by Emily Maybanks
Coming back to Swansea in September and being thrown right in at the deep end for my final year of my BA degree in Modern Languages, Translation and Interpreting has made this first semester so far fly by.
My University journey has probably been quite different from the standard three or four year courses that most students follow. I’m now in my fifth year at Swansea University, following taking my year abroad two years ago which I spent in both Italy and Switzerland, and then having to half suspend last year due to receiving a shocking cancer diagnosis. It’s safe to say that, for me, it’s been difficult to see the end.
That is, until now…
Even though I’ve been epically busy with so much University work which seems to have intensified for final year, and a lot of time spent in the wonderful Swansea Student Media office learning an abundance of exciting new stuff including being the Creative Writing Section Editor and now one of the Deputy Editors for the Waterfront, I’ve still had a lot of time to think, as well as panic and stress. Because sometimes the thought of being in my final year absolutely terrifies me!
Anecdotally, I was walking on the beach a while ago at sunset – earphones plugged in, music up loud – and suddenly this wave came crashing over me. Metaphorically speaking of course; but I did abruptly have this overwhelming feeling that in less than a year, I’ll be leaving Swansea and University for good. While my long-time dream of graduating is in sight, it’s a weird feeling to have.
I’m a huge fan of the metaphor of life being a book and each stage in life being a new chapter. It’s crazy to think that I’ve almost finished my University chapter. I’m determined to finish writing it as well as I possibly can.
Admittedly, sometimes, I think eight months in advance and I feel scared.
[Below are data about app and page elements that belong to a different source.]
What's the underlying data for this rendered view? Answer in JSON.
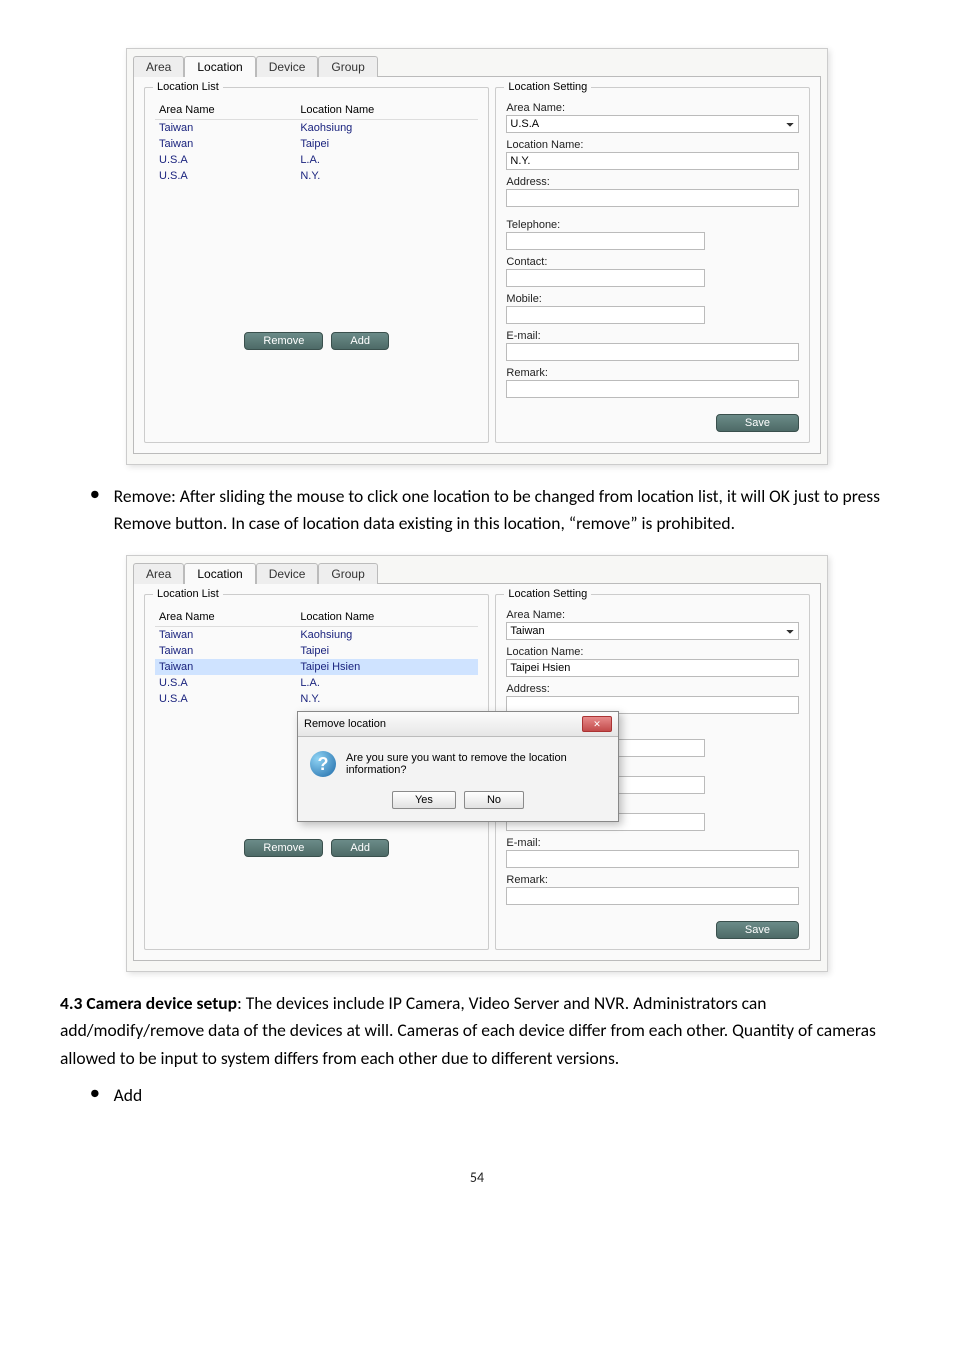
{
  "tabs": {
    "area": "Area",
    "location": "Location",
    "device": "Device",
    "group": "Group"
  },
  "group_titles": {
    "list": "Location List",
    "setting": "Location Setting"
  },
  "list_headers": {
    "area": "Area Name",
    "location": "Location Name"
  },
  "buttons": {
    "remove": "Remove",
    "add": "Add",
    "save": "Save",
    "yes": "Yes",
    "no": "No"
  },
  "setting_labels": {
    "area_name": "Area Name:",
    "location_name": "Location Name:",
    "address": "Address:",
    "telephone": "Telephone:",
    "contact": "Contact:",
    "mobile": "Mobile:",
    "email": "E-mail:",
    "remark": "Remark:"
  },
  "screenshot1": {
    "rows": [
      {
        "area": "Taiwan",
        "location": "Kaohsiung"
      },
      {
        "area": "Taiwan",
        "location": "Taipei"
      },
      {
        "area": "U.S.A",
        "location": "L.A."
      },
      {
        "area": "U.S.A",
        "location": "N.Y."
      }
    ],
    "setting": {
      "area_name": "U.S.A",
      "location_name": "N.Y."
    }
  },
  "screenshot2": {
    "rows": [
      {
        "area": "Taiwan",
        "location": "Kaohsiung"
      },
      {
        "area": "Taiwan",
        "location": "Taipei"
      },
      {
        "area": "Taiwan",
        "location": "Taipei Hsien",
        "selected": true
      },
      {
        "area": "U.S.A",
        "location": "L.A."
      },
      {
        "area": "U.S.A",
        "location": "N.Y."
      }
    ],
    "setting": {
      "area_name": "Taiwan",
      "location_name": "Taipei Hsien"
    },
    "dialog": {
      "title": "Remove location",
      "message": "Are you sure you want to remove the location information?"
    }
  },
  "text": {
    "bullet_remove": "Remove: After sliding the mouse to click one location to be changed from location list, it will OK just to press Remove button. In case of location data existing in this location, “remove” is prohibited.",
    "section_43_bold": "4.3 Camera device setup",
    "section_43_rest": ": The devices include IP Camera, Video Server and NVR. Administrators can add/modify/remove data of the devices at will. Cameras of each device differ from each other. Quantity of cameras allowed to be input to system differs from each other due to different versions.",
    "bullet_add": "Add",
    "pagenum": "54"
  }
}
University at the moment feels like this protective bubble and Swansea has certainly become more of a home to me than Reading feels – mainly due to the amazing people I’ve met here. It’s also scary when I realise that I don’t have a clue what I really want to do when I finish University (except maybe move into the SSM office but I’m not entirely sure that that’s a possibility)! I think that I’m lucky in that I have gained a substantial amount of work experience – through volunteering in a charity shop before I started University, doing a small amount of professional translation work, working in the Reconciliation Office at Reading Festival, spending my recent summer teaching English both here in the UK and abroad, and now doing as much as possible with SSM – but simultaneously, I wonder if it’s ever possible to have too much experience and a few too many options.
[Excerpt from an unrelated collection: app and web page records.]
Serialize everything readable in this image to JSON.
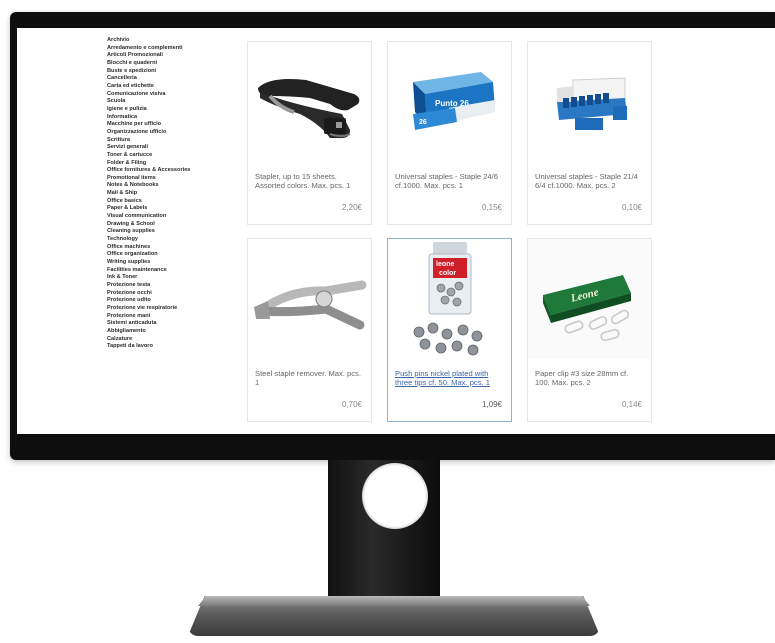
{
  "sidebar": {
    "items": [
      "Archivio",
      "Arredamento e complementi",
      "Articoli Promozionali",
      "Blocchi e quaderni",
      "Buste e spedizioni",
      "Cancelleria",
      "Carta ed etichette",
      "Comunicazione visiva",
      "Scuola",
      "Igiene e pulizia",
      "Informatica",
      "Macchine per ufficio",
      "Organizzazione ufficio",
      "Scrittura",
      "Servizi generali",
      "Toner & cartucce",
      "Folder & Filing",
      "Office fornitures & Accessories",
      "Promotional items",
      "Notes & Notebooks",
      "Mail & Ship",
      "Office basics",
      "Paper & Labels",
      "Visual communication",
      "Drawing & School",
      "Cleaning supplies",
      "Technology",
      "Office machines",
      "Office organization",
      "Writing supplies",
      "Facilities maintenance",
      "Ink & Toner",
      "Protezione testa",
      "Protezione occhi",
      "Protezione udito",
      "Protezione vie respiratorie",
      "Protezione mani",
      "Sistemi anticaduta",
      "Abbigliamento",
      "Calzature",
      "Tappeti da lavoro"
    ]
  },
  "products": [
    {
      "name": "Stapler, up to 15 sheets. Assorted colors. Max. pcs. 1",
      "price": "2,20€",
      "icon": "stapler-icon"
    },
    {
      "name": "Universal staples - Staple 24/6 cf.1000. Max. pcs. 1",
      "price": "0,15€",
      "icon": "staples-box-icon",
      "box_text": "Punto 26"
    },
    {
      "name": "Universal staples - Staple 21/4 6/4 cf.1000. Max. pcs. 2",
      "price": "0,10€",
      "icon": "staples-display-icon"
    },
    {
      "name": "Steel staple remover. Max. pcs. 1",
      "price": "0,70€",
      "icon": "staple-remover-icon"
    },
    {
      "name": "Push pins nickel plated with three tips cf. 50. Max. pcs. 1",
      "price": "1,09€",
      "icon": "push-pins-icon",
      "box_text": "leone color"
    },
    {
      "name": "Paper clip #3 size 28mm cf. 100. Max. pcs. 2",
      "price": "0,14€",
      "icon": "paper-clips-icon",
      "box_text": "Leone"
    }
  ],
  "colors": {
    "accent_link": "#3b66a8",
    "active_border": "#8fb1d4",
    "price": "#8a8a8a"
  }
}
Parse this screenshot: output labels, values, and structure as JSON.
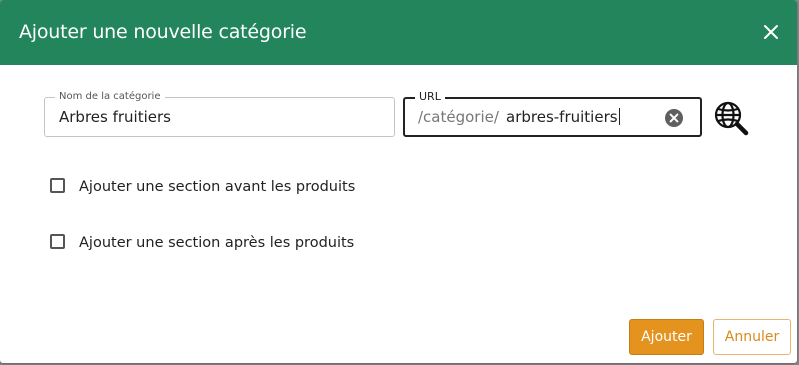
{
  "dialog": {
    "title": "Ajouter une nouvelle catégorie",
    "close_icon": "close-icon"
  },
  "form": {
    "name_field": {
      "label": "Nom de la catégorie",
      "value": "Arbres fruitiers"
    },
    "url_field": {
      "label": "URL",
      "prefix": "/catégorie/",
      "value": "arbres-fruitiers",
      "clear_icon": "clear-circle-icon"
    },
    "preview_icon": "globe-search-icon",
    "checkboxes": [
      {
        "label": "Ajouter une section avant les produits",
        "checked": false
      },
      {
        "label": "Ajouter une section après les produits",
        "checked": false
      }
    ]
  },
  "actions": {
    "confirm_label": "Ajouter",
    "cancel_label": "Annuler"
  },
  "colors": {
    "header": "#22855b",
    "primary_button": "#e5931f",
    "secondary_text": "#d98a1c"
  }
}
Honestly, my perfect job would involve me being able to combine my absolute passion for writing, travelling, languages and teaching, with a bit of journalism and festival work thrown in. Realistically, I sometimes feel like I have all these different paths but I don’t know which one to follow.
Most final year students must feel similarly. It gets overwhelming – worrying about our futures’.
I think the main aim for my final year in Swansea is – as well as to do my absolute best to get a good degree – also to gain as much experience as I can, especially within Student Media and now as Deputy Editor of the Waterfront because it’s become something I absolutely love and enjoy as well as being the only thing right now that I’m seriously considering pursuing when I finish University. But, I’m also determined to enjoy myself and try not to get too anxious about my future. Also, I want to interview as many celebrities as I can… This is following the amazing opportunity I had in October to interview Calum Scott from Britain’s Got Talent. Another anecdote – the conversation I had with Calum Scott following the interview gave me yet another point to think about because he said that in five years’ time, I could be interviewing all the huge music artists and at the time (I think the adrenaline and the excitement of interviewing a celebrity for the first time in my life clouded my judgement at the time) I thought that would be the most incredible career (dreams of myself interviewing Bastille or The Script) but once I had a chance to really reflect on the interview experience and what he said afterwards, I honestly considered how fantastic a career in music journalism would be.
Most of all, for my final year in Swansea, I fully intend to make the most of the beautiful beach that we have on our doorstep.